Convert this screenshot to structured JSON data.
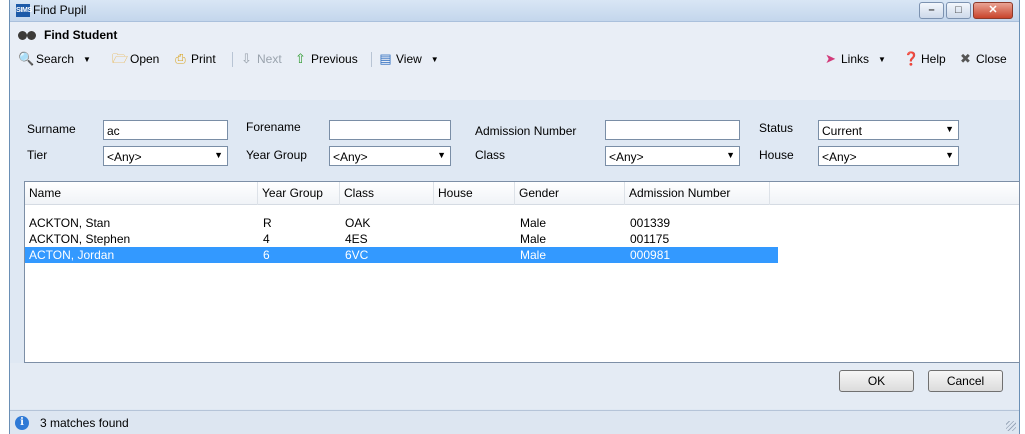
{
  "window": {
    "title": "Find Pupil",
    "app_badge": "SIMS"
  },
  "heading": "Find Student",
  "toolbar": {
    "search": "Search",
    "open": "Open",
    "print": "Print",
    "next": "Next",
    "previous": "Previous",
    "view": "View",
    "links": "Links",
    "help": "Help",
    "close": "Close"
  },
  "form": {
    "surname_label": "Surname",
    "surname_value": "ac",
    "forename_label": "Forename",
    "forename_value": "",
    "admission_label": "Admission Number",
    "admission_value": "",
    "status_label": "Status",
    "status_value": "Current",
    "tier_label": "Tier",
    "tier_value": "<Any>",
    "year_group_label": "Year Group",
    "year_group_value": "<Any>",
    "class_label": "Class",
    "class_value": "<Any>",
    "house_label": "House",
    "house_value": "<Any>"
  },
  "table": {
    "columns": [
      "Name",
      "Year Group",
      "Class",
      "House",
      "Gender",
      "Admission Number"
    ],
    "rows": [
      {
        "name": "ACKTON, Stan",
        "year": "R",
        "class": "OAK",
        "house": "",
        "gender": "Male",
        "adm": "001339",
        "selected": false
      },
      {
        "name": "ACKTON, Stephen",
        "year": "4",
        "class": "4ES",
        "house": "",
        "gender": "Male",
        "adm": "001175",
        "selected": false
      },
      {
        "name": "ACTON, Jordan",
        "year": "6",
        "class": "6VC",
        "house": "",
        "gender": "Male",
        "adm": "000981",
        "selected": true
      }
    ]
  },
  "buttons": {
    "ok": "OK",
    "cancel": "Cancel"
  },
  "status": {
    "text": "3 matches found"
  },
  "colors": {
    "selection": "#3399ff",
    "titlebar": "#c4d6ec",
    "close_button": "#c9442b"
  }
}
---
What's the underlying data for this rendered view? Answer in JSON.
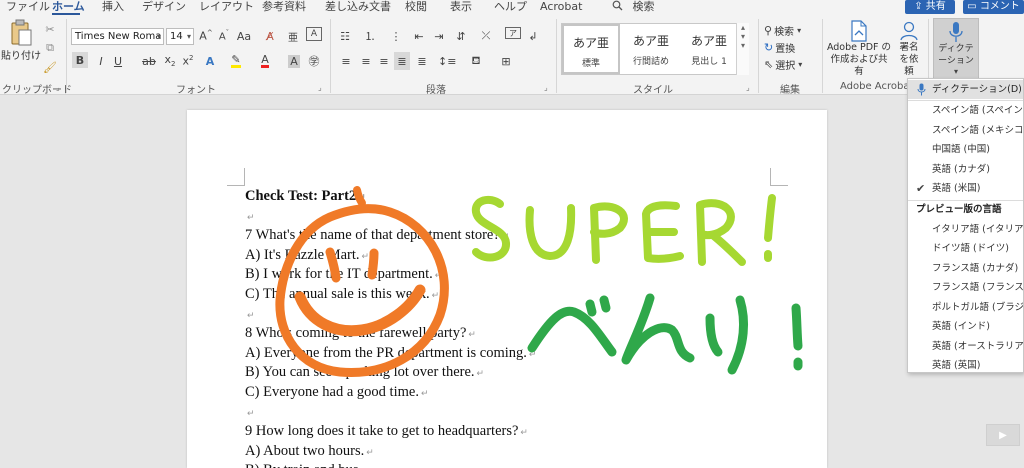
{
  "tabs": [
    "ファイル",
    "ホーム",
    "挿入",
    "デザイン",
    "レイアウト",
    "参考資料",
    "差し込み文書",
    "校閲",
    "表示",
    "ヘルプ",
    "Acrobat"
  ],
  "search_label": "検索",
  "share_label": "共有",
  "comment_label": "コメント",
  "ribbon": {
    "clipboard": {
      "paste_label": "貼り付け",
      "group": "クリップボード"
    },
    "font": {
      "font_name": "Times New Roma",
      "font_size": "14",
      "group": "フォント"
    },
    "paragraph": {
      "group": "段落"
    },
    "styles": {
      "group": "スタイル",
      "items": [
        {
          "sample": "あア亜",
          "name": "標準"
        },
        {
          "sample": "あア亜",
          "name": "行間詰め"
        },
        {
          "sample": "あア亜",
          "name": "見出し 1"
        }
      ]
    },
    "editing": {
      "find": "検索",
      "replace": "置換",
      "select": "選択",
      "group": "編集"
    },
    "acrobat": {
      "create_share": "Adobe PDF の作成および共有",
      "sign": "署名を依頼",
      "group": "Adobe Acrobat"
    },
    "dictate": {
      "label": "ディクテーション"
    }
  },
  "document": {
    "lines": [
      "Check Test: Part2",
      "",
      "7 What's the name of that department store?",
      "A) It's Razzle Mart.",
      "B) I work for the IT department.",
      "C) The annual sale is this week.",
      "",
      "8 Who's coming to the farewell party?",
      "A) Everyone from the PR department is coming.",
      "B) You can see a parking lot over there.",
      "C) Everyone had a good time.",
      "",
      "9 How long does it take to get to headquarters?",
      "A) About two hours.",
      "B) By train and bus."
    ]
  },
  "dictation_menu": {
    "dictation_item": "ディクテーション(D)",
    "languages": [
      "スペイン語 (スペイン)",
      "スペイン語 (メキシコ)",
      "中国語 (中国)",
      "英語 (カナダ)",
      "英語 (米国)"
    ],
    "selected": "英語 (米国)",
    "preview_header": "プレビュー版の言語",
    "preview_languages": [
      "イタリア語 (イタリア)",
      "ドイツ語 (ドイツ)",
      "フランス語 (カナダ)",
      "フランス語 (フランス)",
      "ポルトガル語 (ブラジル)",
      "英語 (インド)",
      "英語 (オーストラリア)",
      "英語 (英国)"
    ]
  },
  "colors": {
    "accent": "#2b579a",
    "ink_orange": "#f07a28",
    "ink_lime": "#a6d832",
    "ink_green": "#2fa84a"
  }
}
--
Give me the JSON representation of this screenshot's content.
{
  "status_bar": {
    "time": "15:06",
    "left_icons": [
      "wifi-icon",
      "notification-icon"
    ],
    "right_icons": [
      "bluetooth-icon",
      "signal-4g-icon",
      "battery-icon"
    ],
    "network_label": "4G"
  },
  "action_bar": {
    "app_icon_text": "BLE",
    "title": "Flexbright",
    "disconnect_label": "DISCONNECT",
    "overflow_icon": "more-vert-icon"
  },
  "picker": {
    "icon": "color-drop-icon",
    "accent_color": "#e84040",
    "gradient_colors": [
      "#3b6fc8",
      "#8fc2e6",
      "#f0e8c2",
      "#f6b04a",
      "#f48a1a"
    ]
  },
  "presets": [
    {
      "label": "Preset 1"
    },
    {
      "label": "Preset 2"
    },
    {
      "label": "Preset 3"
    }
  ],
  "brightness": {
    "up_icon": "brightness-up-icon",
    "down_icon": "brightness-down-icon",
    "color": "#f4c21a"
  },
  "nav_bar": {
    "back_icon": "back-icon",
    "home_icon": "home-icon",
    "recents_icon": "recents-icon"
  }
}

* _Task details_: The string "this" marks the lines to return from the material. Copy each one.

* _Answer space_:
Convert this screenshot to structured JSON data.
What's the underlying data for this rendered view? Answer in JSON.
      "C) The annual sale is this week.",
Give me the JSON representation of this screenshot's content.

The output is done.